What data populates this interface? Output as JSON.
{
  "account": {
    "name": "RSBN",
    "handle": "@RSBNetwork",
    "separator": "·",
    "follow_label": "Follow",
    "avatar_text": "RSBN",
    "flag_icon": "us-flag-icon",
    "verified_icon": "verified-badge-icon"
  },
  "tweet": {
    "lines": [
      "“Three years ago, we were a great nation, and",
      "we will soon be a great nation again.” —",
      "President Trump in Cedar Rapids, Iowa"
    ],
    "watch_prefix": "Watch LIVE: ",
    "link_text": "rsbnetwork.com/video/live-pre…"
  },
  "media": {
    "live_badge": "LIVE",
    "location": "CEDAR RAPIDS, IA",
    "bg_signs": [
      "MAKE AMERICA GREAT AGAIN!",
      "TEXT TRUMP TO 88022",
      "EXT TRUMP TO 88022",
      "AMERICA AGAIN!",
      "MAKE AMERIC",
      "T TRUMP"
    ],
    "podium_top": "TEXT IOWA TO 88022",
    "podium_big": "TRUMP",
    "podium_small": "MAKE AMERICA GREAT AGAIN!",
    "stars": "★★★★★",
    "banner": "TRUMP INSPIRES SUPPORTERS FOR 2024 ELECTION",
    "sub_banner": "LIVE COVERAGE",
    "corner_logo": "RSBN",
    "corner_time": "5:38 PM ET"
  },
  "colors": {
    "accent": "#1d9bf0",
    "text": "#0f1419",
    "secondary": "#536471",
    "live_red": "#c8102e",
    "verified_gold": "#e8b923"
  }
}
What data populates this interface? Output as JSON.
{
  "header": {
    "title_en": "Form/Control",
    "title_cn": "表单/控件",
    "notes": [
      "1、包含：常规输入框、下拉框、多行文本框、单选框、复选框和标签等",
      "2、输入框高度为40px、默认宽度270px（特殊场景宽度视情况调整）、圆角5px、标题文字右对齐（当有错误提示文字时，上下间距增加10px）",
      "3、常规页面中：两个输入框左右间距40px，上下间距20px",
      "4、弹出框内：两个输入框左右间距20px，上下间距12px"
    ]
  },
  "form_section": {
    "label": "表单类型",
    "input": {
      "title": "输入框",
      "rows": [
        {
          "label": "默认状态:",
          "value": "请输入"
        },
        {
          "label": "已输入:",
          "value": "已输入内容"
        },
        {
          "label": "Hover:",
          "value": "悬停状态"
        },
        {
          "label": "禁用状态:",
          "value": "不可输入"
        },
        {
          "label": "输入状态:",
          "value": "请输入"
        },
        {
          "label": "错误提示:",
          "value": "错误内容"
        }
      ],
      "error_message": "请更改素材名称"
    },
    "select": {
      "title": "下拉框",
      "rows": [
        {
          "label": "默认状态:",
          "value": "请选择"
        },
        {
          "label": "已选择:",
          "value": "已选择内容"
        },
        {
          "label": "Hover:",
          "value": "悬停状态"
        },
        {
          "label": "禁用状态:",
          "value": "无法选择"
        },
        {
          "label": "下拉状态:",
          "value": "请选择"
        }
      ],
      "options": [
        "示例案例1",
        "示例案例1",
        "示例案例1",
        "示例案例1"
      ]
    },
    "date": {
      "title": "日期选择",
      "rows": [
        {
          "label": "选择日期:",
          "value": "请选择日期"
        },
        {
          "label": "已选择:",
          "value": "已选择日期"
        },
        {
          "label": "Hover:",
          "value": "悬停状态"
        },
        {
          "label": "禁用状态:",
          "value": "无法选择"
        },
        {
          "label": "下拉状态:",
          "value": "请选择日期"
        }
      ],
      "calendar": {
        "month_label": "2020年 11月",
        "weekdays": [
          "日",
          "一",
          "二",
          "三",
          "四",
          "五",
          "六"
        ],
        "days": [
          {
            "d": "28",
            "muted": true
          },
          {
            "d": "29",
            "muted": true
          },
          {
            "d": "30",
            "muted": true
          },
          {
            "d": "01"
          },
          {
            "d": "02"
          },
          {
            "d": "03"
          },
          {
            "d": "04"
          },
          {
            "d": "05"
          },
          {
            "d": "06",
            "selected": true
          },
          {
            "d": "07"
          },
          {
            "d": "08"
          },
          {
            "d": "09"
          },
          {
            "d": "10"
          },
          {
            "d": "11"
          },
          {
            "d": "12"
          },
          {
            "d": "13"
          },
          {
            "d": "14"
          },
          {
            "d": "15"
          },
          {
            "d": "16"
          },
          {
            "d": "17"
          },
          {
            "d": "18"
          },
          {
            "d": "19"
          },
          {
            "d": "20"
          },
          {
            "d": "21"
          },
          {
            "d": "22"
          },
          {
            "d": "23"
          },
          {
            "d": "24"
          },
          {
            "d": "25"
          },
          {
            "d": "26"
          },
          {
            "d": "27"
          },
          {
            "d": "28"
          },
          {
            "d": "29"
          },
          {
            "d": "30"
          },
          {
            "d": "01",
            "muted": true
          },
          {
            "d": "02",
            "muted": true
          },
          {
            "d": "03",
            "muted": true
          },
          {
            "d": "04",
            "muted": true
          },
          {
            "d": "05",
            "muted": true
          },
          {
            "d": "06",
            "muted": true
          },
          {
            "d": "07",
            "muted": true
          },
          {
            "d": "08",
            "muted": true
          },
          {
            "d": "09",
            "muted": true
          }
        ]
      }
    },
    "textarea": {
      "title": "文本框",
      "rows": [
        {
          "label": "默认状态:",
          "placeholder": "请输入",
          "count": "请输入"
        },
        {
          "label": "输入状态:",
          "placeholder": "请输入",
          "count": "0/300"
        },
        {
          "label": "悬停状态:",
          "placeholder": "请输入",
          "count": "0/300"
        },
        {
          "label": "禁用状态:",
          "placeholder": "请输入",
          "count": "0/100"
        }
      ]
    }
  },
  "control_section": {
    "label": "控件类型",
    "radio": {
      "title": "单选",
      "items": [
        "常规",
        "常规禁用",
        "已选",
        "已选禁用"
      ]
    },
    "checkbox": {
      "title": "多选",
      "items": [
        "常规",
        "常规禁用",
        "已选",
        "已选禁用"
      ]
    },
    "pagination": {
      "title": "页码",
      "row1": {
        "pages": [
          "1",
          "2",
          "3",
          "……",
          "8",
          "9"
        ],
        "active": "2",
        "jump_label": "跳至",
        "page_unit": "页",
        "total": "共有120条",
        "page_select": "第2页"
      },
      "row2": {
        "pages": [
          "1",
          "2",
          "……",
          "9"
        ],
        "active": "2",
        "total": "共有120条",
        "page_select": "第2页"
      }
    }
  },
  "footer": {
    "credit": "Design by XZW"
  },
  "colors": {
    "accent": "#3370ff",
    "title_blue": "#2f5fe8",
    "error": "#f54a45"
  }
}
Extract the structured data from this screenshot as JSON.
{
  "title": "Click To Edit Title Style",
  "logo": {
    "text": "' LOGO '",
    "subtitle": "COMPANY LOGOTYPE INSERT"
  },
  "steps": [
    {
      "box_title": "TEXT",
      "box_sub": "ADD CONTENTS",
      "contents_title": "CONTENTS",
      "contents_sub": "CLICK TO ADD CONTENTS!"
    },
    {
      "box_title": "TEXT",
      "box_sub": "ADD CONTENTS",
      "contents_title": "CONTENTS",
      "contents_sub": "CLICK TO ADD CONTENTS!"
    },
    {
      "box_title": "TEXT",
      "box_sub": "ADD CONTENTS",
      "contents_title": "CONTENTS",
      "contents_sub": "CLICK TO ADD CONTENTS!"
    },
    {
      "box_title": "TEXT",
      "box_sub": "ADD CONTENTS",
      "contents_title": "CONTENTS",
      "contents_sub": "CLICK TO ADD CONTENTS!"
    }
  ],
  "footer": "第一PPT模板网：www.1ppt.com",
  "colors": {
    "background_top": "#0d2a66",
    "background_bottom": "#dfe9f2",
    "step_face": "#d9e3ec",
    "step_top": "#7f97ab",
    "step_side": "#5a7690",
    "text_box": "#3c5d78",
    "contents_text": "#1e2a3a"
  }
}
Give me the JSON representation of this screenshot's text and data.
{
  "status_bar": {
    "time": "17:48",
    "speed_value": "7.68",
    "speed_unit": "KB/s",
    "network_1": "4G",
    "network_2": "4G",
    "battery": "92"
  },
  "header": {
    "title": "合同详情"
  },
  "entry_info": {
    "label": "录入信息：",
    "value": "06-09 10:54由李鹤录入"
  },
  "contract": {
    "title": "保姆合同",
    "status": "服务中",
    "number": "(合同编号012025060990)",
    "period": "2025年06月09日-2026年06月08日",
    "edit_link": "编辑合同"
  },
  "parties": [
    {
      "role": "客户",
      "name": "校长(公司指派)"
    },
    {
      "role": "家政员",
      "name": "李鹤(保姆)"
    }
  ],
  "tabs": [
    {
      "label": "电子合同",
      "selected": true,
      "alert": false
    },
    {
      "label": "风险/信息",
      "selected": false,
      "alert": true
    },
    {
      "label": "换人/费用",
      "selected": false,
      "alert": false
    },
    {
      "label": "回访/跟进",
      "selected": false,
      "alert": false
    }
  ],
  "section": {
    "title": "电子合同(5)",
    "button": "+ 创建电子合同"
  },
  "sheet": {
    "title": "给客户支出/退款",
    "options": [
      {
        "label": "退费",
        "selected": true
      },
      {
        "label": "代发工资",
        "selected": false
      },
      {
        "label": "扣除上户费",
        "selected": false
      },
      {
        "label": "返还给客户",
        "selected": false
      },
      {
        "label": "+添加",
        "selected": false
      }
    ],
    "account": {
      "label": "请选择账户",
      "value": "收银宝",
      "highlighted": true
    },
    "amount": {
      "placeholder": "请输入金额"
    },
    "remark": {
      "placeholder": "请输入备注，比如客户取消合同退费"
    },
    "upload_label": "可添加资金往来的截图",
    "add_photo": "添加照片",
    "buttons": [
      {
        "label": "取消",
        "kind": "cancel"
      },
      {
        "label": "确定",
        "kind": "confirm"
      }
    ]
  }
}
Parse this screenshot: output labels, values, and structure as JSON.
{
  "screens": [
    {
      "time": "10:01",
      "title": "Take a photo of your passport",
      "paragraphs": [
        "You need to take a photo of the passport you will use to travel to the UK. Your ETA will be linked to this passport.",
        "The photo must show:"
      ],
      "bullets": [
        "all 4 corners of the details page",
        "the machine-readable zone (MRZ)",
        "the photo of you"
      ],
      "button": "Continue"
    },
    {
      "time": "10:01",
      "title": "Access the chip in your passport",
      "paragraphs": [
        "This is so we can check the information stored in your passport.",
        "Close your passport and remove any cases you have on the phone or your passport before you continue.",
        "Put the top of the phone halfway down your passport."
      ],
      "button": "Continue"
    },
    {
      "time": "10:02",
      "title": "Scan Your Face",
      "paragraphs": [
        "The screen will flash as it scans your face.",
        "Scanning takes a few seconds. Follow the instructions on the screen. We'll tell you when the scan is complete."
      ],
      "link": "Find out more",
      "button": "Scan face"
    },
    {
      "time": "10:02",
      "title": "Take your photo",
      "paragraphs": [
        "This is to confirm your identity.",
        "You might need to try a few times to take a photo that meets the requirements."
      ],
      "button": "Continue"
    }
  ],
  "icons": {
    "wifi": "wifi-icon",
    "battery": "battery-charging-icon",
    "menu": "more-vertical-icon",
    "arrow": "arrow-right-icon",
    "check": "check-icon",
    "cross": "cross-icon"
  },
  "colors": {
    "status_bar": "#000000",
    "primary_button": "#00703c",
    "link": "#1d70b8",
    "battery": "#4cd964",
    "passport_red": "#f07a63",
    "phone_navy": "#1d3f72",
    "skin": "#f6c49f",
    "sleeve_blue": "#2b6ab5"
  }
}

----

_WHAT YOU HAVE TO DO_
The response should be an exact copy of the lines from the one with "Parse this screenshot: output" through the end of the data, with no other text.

_RESPONSE BELOW_
Parse this screenshot: output labels, values, and structure as JSON.
{
  "screens": [
    {
      "time": "10:01",
      "title": "Take a photo of your passport",
      "paragraphs": [
        "You need to take a photo of the passport you will use to travel to the UK. Your ETA will be linked to this passport.",
        "The photo must show:"
      ],
      "bullets": [
        "all 4 corners of the details page",
        "the machine-readable zone (MRZ)",
        "the photo of you"
      ],
      "button": "Continue"
    },
    {
      "time": "10:01",
      "title": "Access the chip in your passport",
      "paragraphs": [
        "This is so we can check the information stored in your passport.",
        "Close your passport and remove any cases you have on the phone or your passport before you continue.",
        "Put the top of the phone halfway down your passport."
      ],
      "button": "Continue"
    },
    {
      "time": "10:02",
      "title": "Scan Your Face",
      "paragraphs": [
        "The screen will flash as it scans your face.",
        "Scanning takes a few seconds. Follow the instructions on the screen. We'll tell you when the scan is complete."
      ],
      "link": "Find out more",
      "button": "Scan face"
    },
    {
      "time": "10:02",
      "title": "Take your photo",
      "paragraphs": [
        "This is to confirm your identity.",
        "You might need to try a few times to take a photo that meets the requirements."
      ],
      "button": "Continue"
    }
  ],
  "icons": {
    "wifi": "wifi-icon",
    "battery": "battery-charging-icon",
    "menu": "more-vertical-icon",
    "arrow": "arrow-right-icon",
    "check": "check-icon",
    "cross": "cross-icon"
  },
  "colors": {
    "status_bar": "#000000",
    "primary_button": "#00703c",
    "link": "#1d70b8",
    "battery": "#4cd964",
    "passport_red": "#f07a63",
    "phone_navy": "#1d3f72",
    "skin": "#f6c49f",
    "sleeve_blue": "#2b6ab5"
  }
}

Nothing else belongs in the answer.